→ **Task brief**
Copy every line of the data that includes the string "icon".

→ **Element data from apps and pages**
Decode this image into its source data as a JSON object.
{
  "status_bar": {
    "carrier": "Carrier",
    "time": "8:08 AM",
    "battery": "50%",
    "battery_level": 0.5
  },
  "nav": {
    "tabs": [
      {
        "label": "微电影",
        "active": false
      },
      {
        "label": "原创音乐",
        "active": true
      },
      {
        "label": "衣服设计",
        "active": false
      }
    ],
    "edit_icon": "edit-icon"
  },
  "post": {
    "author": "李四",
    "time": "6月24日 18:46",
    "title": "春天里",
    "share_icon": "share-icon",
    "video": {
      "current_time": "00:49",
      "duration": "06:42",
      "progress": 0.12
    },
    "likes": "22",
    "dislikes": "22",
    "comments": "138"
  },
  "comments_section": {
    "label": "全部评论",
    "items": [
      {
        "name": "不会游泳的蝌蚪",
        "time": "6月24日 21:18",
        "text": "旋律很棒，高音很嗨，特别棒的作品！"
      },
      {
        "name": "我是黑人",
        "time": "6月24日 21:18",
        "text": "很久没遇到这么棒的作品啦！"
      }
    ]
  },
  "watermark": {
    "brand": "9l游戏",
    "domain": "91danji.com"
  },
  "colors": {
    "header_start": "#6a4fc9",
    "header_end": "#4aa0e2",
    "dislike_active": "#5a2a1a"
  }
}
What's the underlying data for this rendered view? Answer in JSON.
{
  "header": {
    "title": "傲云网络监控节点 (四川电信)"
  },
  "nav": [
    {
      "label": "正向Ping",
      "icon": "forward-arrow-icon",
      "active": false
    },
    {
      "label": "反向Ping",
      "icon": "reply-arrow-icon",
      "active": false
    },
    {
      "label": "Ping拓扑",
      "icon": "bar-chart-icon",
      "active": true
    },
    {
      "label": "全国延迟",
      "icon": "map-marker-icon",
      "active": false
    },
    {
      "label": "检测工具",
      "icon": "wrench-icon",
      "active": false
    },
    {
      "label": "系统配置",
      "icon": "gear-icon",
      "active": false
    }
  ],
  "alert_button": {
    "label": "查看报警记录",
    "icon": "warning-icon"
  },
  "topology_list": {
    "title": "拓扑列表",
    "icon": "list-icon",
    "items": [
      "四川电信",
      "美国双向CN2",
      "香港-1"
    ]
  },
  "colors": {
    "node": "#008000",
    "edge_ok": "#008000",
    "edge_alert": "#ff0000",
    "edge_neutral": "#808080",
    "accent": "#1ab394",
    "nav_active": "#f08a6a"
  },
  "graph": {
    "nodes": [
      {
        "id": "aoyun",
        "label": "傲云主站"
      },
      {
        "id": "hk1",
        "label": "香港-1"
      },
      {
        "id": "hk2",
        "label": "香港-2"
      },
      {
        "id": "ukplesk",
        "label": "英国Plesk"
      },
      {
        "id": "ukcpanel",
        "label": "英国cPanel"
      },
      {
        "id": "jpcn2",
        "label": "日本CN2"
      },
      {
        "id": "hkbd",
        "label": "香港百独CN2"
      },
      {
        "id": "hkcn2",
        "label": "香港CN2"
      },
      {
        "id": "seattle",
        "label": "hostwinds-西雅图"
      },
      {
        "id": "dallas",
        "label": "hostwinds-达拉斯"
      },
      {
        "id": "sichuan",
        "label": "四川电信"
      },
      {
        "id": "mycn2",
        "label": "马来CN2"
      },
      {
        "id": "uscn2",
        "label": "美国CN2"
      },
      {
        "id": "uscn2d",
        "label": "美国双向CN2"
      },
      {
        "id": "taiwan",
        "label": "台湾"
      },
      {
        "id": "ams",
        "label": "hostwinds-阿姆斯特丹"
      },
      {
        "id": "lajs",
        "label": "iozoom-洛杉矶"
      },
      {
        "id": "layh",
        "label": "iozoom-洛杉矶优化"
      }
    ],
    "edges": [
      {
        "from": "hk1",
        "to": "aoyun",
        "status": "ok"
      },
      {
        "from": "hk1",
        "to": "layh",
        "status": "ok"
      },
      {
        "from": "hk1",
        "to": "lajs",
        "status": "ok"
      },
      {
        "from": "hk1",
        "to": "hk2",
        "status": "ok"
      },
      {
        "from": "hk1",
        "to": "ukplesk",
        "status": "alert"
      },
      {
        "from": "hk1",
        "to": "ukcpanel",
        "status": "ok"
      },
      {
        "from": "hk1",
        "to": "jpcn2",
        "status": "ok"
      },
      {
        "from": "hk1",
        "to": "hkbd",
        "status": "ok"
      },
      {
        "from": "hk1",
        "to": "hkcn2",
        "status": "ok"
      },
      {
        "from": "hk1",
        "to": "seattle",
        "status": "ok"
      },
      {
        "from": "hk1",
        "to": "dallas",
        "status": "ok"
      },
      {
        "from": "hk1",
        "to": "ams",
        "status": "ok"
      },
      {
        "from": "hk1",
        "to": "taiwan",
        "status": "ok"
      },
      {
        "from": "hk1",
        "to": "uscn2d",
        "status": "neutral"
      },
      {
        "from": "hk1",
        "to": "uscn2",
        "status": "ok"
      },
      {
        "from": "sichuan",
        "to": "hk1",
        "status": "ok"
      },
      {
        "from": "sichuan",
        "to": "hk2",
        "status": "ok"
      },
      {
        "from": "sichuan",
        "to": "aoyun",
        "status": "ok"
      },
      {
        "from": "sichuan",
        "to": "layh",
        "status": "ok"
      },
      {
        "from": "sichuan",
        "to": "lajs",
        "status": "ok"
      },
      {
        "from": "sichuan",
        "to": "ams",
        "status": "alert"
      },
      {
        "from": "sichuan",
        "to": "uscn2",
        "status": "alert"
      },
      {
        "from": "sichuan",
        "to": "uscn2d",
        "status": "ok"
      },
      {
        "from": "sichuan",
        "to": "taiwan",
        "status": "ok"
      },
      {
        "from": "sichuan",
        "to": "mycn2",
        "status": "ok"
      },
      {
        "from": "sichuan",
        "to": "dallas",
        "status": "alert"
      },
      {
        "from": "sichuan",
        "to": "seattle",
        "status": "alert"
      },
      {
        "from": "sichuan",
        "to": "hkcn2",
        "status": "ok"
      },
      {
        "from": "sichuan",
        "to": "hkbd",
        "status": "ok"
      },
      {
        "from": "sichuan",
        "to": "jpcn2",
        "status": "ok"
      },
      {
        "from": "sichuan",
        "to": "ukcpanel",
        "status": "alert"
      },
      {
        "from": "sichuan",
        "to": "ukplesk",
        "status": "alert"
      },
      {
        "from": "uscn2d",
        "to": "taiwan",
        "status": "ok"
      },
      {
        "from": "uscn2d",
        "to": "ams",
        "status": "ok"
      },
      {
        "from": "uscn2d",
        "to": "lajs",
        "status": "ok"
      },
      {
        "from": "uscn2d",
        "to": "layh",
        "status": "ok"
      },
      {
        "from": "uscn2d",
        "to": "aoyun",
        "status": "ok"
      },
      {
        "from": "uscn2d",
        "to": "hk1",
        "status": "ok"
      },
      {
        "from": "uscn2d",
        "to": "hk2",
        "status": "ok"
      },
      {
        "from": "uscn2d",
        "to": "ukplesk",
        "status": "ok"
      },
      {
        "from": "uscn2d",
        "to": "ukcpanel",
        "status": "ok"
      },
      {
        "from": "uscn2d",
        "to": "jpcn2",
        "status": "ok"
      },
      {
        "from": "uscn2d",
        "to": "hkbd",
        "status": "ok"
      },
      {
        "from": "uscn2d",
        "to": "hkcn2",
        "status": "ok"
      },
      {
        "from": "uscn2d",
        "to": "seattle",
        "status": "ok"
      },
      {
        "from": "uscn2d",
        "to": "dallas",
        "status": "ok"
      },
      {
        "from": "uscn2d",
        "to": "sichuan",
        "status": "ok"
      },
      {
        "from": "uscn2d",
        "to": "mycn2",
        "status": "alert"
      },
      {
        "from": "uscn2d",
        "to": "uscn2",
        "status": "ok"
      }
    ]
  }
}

→ **Written answer**
    "edit_icon": "edit-icon"
    "share_icon": "share-icon",
      "icon": "forward-arrow-icon",
      "icon": "reply-arrow-icon",
      "icon": "bar-chart-icon",
      "icon": "map-marker-icon",
      "icon": "wrench-icon",
      "icon": "gear-icon",
    "icon": "warning-icon"
    "icon": "list-icon",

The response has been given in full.